The role of Raul Castro has been fundamental to this approach for its policies of economic liberalization, but this country does not present the threat of the second half of the twentieth century. The Cuba of Fidel and Raul does not currently support and train subversive guerrilla organizations. The last remaining ones in America, the Colombian guerrillas (FARC-EP), are at an advanced stage of a peace agreement with President of Colombia Juan Manuel Santos.

This US strategy toward Cuba reflects the multi-pronged diplomatic approach of the Obama Doctrine. On the one hand, the conciliatory action that has allowed for reestablishing relations with Cuba, along with the insistence in Congressional circles on the suspension of the blockade, above all to allow American capital once again enter the Caribbean island, which is looking for foreign investment. On the other hand, the US is maintaining a military policy, as expressed in its greater presence in the Caribbean, particularly with the mobilization of troops in Central America (Costa Rica, El Salvador, Honduras) and South America (Chile, Peru and Colombia) in close cooperation with NATO bases in Jamaica, Trinidad and Tobago, Curacao, Aruba, Bonaire and Malvinas.

The Obama administration has reiterated that this strategy is driven by the promotion of a consistent American target: change in Cuba. A statement from the White House on starting the process of normalization with the implementation of these measures firmly states its belief that allowing increased travel, trade and the flow of information to and from Cuba will enable the United States to better promote its interests.

For this purpose, the Broadcasting Board of Governors, an American government agency, is looking for a contractor to recruit, hire and manage a network of journalists across Cuba. Political analyst Tracey Eaton, on his blog, "Along the Malecon," wrote on April 12, 2015 that these journalists "must be able to generate original stories, which are subject to approval by OCB prior to work on such stories commencing, and establish a network of sources both in government and outside official channels in order to report on a wide variety of subjects. Stories regarding politics and economics are of particular interest as are those of the dissident movement. The stringers must also be able to identify and cover stories related to civil society, social issues, sports, arts and entertainment; Stringers must have a mobile phone and know how to communicate via SMS, and how to send pictures and videos.” This information leads one to believe that a color revolution is already being planned in the US strategy toward Cuba.

Finally, in the geopolitics of the region, the United States is very concerned about the presence of new actors such as Russia and China. Barak Obama's government (2008-2016) and its Security Doctrine of "smart power," has led him to advance destabilizing actions against Honduras (2009), Bolivia (2010), Ecuador and Venezuela (2014), in an attempt to limit the impact of the post-liberal and anti-hegemonic model launched in South American integration.

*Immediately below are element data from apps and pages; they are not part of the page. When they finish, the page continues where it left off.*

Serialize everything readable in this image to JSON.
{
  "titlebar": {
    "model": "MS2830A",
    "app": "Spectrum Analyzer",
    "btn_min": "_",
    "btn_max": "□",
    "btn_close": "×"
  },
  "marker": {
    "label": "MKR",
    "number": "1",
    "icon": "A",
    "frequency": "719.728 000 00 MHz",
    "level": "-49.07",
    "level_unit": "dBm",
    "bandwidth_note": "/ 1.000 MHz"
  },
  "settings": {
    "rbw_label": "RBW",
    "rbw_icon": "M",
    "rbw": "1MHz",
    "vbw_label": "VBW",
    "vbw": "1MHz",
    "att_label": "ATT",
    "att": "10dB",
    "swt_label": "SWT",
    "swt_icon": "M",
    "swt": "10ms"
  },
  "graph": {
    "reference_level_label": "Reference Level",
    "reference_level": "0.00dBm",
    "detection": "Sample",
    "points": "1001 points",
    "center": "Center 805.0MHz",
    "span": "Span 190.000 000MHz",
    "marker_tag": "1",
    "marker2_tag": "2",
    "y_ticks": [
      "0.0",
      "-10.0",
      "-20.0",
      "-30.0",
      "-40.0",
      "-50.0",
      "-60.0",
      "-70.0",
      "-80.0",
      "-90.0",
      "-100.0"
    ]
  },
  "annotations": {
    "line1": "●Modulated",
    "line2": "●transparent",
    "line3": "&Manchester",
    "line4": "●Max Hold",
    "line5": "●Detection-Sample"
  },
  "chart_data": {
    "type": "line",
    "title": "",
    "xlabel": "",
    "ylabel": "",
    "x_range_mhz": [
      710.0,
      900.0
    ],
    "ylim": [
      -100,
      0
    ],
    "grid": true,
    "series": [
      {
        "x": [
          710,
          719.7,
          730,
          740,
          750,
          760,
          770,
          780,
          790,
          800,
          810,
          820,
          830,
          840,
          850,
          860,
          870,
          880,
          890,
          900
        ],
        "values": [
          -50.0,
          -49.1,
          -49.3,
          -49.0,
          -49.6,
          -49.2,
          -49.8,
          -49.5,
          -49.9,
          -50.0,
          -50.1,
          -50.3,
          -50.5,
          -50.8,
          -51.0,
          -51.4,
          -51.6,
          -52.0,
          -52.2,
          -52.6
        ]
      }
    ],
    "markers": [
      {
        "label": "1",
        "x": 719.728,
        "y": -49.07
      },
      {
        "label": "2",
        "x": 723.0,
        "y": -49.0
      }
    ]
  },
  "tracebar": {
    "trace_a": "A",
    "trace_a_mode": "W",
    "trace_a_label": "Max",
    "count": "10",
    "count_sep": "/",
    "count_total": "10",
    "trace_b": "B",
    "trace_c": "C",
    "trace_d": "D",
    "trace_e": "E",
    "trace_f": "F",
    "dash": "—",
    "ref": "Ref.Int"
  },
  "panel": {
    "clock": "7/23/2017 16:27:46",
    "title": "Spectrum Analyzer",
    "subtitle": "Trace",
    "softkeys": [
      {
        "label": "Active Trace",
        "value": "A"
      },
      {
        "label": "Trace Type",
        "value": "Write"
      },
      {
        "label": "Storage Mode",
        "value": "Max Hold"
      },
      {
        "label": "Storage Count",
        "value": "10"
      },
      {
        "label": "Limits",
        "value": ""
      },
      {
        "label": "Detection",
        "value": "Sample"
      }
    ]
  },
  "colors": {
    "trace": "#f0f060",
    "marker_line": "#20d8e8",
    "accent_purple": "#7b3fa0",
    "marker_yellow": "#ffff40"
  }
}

In fact, the enemy is no longer Cuba but Venezuela, which, through its oil policy, has had a great impact on the Caribbean. In this regard, Carl Meacham, director of the Americas Program at the Center for Strategic and International Studies believes that “Cuba is no longer a threat to the United States – but Venezuela is. Despite their ideological parity, Cuba and Venezuela in so many ways carry unique challenges and opportunities for the United States. Each bilateral relationship has different objectives – and, as a result, implies a different strategy to further US interests in the regional context. In the long-term, the US government has an interest in peaceful, market friendly democratic governance in both countries – and in stable and constructive bilateral relationships with both. But in the short- and medium-term, Washington’s objectives for Venezuela and Cuba are distinct, and the contexts so different”. 

Views expressed are of individual Members and Contributors, rather than the Club's, unless explicitly stated otherwise.